AIM OF THE EXERCISE: Go through the records and filter out every line lacking the word "this"; copy the lines that remain.

WORKING DATA:

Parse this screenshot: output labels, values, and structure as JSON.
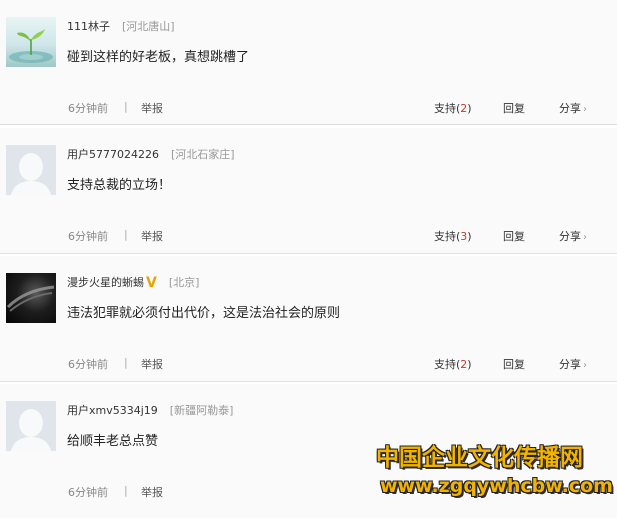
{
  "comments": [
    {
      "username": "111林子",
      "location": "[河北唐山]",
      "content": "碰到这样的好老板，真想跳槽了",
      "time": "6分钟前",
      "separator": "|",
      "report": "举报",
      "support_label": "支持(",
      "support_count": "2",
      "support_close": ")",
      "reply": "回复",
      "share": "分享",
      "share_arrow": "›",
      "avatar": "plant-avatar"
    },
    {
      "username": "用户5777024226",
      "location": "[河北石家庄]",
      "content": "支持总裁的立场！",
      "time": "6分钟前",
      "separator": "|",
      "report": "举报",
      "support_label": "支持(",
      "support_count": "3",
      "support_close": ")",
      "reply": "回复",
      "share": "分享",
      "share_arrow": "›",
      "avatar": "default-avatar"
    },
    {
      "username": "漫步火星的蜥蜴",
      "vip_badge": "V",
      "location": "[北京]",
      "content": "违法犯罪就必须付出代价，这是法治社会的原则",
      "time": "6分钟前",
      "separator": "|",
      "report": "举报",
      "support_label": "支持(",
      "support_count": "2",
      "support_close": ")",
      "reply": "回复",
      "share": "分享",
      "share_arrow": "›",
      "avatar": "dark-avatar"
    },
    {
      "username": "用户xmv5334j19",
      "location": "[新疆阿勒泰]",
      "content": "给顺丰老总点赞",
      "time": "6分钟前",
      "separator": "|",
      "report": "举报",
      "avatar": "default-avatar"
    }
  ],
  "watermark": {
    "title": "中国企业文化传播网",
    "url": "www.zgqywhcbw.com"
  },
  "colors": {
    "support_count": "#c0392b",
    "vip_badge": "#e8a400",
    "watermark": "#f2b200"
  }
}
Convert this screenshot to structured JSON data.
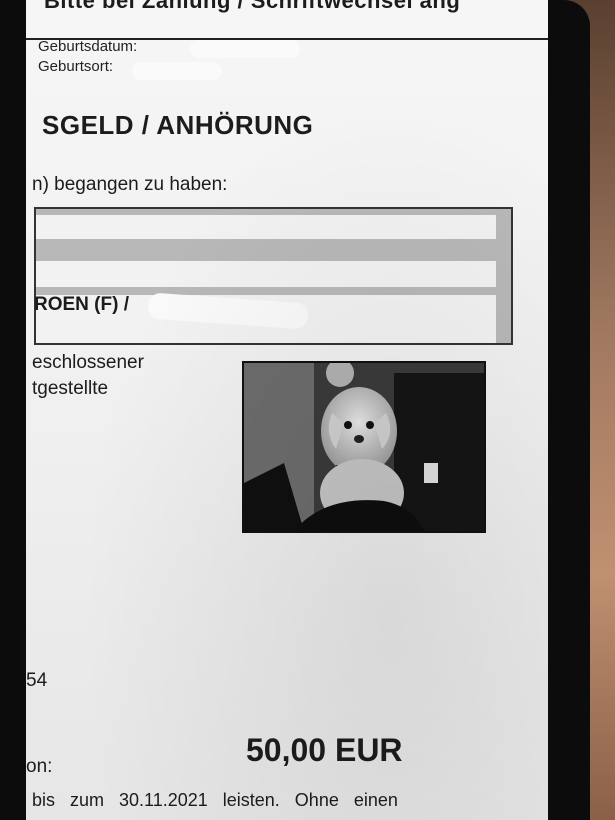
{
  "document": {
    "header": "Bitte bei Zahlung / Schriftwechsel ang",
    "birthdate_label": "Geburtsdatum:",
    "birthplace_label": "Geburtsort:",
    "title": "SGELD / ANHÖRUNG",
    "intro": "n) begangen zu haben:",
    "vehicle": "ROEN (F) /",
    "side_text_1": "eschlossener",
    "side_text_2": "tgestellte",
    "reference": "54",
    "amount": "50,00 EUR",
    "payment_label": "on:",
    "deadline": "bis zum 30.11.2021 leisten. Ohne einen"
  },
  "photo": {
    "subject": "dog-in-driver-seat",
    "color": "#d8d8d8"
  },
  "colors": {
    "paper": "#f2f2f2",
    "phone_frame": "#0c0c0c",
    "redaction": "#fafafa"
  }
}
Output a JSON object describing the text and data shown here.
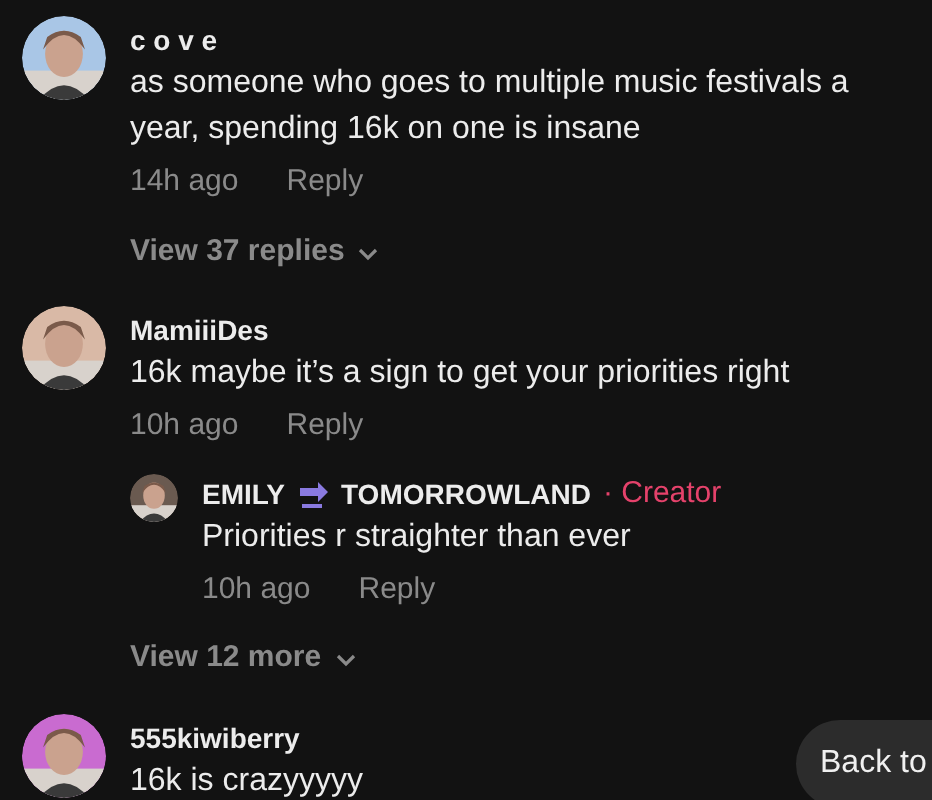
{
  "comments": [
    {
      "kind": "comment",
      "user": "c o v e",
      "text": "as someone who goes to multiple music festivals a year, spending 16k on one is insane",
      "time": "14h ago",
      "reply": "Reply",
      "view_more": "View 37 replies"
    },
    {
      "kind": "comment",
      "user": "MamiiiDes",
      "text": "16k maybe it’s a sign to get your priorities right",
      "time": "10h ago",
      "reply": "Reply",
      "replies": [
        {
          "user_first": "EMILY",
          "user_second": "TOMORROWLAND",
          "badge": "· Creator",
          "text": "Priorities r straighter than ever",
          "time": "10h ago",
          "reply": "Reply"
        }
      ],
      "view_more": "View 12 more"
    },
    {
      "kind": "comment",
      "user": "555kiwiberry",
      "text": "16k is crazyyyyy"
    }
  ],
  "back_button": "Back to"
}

ANSWER BOX:
Parse this screenshot: output labels, values, and structure as JSON.
Convert this screenshot to structured JSON data.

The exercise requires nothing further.